Researchers propose a new method to fight cancer cells that develop resistance to therapy by heating them, called the "Lance Armstrong effect."

Cancer is the leading cause of death worldwide, claiming almost 8 million lives annually. Some people respond well to chemotherapy, radiation and other treatments, while others develop resistant to those treatments.

For example “Lance Armstrong” a world renowned cyclist, who beat metastatic testicular cancer that spread to his lungs and brain, and continued to win the Tour de France. Testicular cancer has a high survival rate, more than 70 percent even though it metastasized or spread, while pancreatic cancer survival rate is 25 percent. And the researchers question why this is?

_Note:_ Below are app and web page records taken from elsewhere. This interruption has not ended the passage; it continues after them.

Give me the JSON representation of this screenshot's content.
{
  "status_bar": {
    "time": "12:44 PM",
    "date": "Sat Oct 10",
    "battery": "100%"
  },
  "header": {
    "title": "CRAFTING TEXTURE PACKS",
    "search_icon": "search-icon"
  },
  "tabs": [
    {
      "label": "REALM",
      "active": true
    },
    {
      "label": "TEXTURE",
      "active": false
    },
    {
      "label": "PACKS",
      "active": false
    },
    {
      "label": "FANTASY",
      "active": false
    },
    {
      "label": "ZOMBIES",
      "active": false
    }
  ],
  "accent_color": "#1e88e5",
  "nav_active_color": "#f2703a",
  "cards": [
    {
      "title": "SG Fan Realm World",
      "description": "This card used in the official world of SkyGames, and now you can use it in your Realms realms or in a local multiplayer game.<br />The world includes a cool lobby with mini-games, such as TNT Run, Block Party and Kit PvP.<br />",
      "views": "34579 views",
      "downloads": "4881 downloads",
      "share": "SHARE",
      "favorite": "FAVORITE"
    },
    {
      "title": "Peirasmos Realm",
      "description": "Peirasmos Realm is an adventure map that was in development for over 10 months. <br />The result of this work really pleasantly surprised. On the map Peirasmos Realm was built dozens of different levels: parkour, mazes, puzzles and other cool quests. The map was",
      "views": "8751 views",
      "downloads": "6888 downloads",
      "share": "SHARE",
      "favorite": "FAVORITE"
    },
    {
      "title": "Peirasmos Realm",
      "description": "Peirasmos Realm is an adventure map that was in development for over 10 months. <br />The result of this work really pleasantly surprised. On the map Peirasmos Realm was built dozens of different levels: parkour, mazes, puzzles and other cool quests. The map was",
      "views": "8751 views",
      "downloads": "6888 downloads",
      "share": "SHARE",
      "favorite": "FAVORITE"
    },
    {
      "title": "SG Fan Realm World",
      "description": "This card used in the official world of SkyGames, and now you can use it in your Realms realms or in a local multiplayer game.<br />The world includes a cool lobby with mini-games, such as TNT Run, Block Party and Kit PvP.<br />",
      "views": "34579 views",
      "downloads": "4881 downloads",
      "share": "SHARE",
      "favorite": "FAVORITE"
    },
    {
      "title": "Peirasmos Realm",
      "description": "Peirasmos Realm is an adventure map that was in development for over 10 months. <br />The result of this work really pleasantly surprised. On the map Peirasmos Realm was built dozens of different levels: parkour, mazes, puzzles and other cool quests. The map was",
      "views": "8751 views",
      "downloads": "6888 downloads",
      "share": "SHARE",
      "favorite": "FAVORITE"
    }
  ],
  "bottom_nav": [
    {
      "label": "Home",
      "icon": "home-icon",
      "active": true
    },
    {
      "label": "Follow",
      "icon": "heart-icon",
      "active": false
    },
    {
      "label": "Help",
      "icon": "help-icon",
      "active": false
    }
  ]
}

Robert H. Getzenberg, Ph.D. is the Director of Research of the James Buchanan Brady Urological Institute and Donald Coffey, Ph.D. both Professor of Urology at the Johns Hopkins University School of Medicine propose to explore the "Lance Armstrong effect"reported in the ACS journal Molecular Pharmaceutics.

Dr. Getzenberg and Coffey realized that due to the cooler temperature environment of the testicle, testicular cancer cells function in a different temperature environment compared to the rest of the body. When the cancer cells spread to other organs, they were exposed to a warmer environment.

The researchers think that the warm environment shocked the tumor cells making it less resistant to conventional cancer therapies.

Researchers are now testing this "Lance Armstrong effect" on nanoparticle therapies to specifically heat other types of tumors above their normal temperatures to see if this effect hold true for non-testicular tumors.